Julia joins Monash from a career in trade publishing, including roles at publishing houses Black Inc., Scribe and Penguin, and has won both Australia’s national editing awards (the Rosie Award for Editorial Excellence and the Barbara Ramsden Award). She has worked with award-winning researchers and writers such as Joëlle Gergis, John Keane, Jeff Sparrow, Alice Pung, Anna Krien and Margaret Simons, and was the deputy editor of the journal Australian Foreign Affairs. Julia’s appointment marks the continued reinvigoration of Monash’s list as it seeks to bring the best ideas and scholarship to a broad audience.

Monash Publishing Director Greg Bain says: “Monash Publishing is certainly gaining traction through the In the National Interest series, and having Julia build our nonfiction presence for a wider readership is a welcomed boost.”

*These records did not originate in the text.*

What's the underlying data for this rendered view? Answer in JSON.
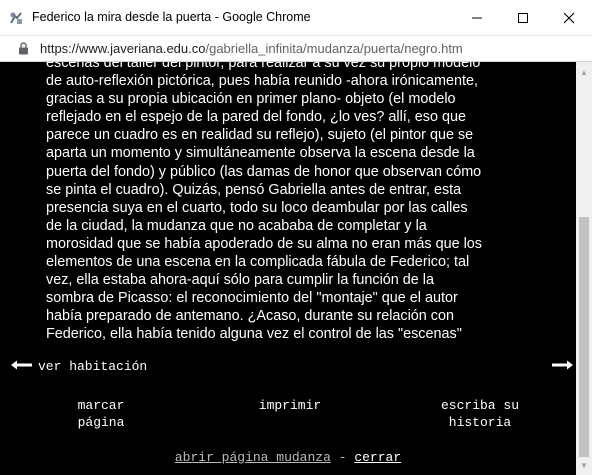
{
  "window": {
    "title": "Federico la mira desde la puerta - Google Chrome",
    "minimize_icon": "minimize-icon",
    "maximize_icon": "maximize-icon",
    "close_icon": "close-icon"
  },
  "address": {
    "url_host": "https://www.javeriana.edu.co",
    "url_path": "/gabriella_infinita/mudanza/puerta/negro.htm"
  },
  "article": {
    "lines": [
      "escenas del taller del pintor, para realizar a su vez su propio modelo",
      "de auto-reflexión pictórica, pues había reunido -ahora irónicamente,",
      "gracias a su propia ubicación en primer plano- objeto (el modelo",
      "reflejado en el espejo de la pared del fondo, ¿lo ves? allí, eso que",
      "parece un cuadro es en realidad su reflejo), sujeto (el pintor que se",
      "aparta un momento y simultáneamente observa la escena desde la",
      "puerta del fondo) y público (las damas de honor que observan cómo",
      "se pinta el cuadro). Quizás, pensó Gabriella antes de entrar, esta",
      "presencia suya en el cuarto, todo su loco deambular por las calles",
      "de la ciudad, la mudanza que no acababa de completar y la",
      "morosidad que se había apoderado de su alma no eran más que los",
      "elementos de una escena en la complicada fábula de Federico; tal",
      "vez, ella estaba ahora-aquí sólo para cumplir la función de la",
      "sombra de Picasso: el reconocimiento del \"montaje\" que el autor",
      "había preparado de antemano. ¿Acaso, durante su relación con",
      "Federico, ella había tenido alguna vez el control de las \"escenas\""
    ]
  },
  "nav": {
    "ver_habitacion": "ver habitación",
    "back_arrow_icon": "hand-arrow-left-icon",
    "forward_arrow_icon": "hand-arrow-right-icon"
  },
  "menu": {
    "marcar_line1": "marcar",
    "marcar_line2": "página",
    "imprimir": "imprimir",
    "escriba_line1": "escriba su",
    "escriba_line2": "historia"
  },
  "footer": {
    "abrir": "abrir página mudanza",
    "separator": "-",
    "cerrar": "cerrar"
  }
}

Publisher Julia Carlomagno says: “It’s delightful – and dizzying – to be back on the Clayton campus after studying here many years ago. Monash, across campuses and countries, is home to many of the world’s best minds, producing ideas that change the future and shape the way we think. Our vibrant publishing team has the skills and rigour to work with authors to turn ideas into brilliant, agenda-setting books.”

Monash University Publishing is seeking book pitches and proposals from the Monash community and beyond, with a particular interest in the areas of sustainability and the environment, science, Indigenous affairs, politics, sociology, popular culture, economics, history and biography.

See our submission guidelines for further details.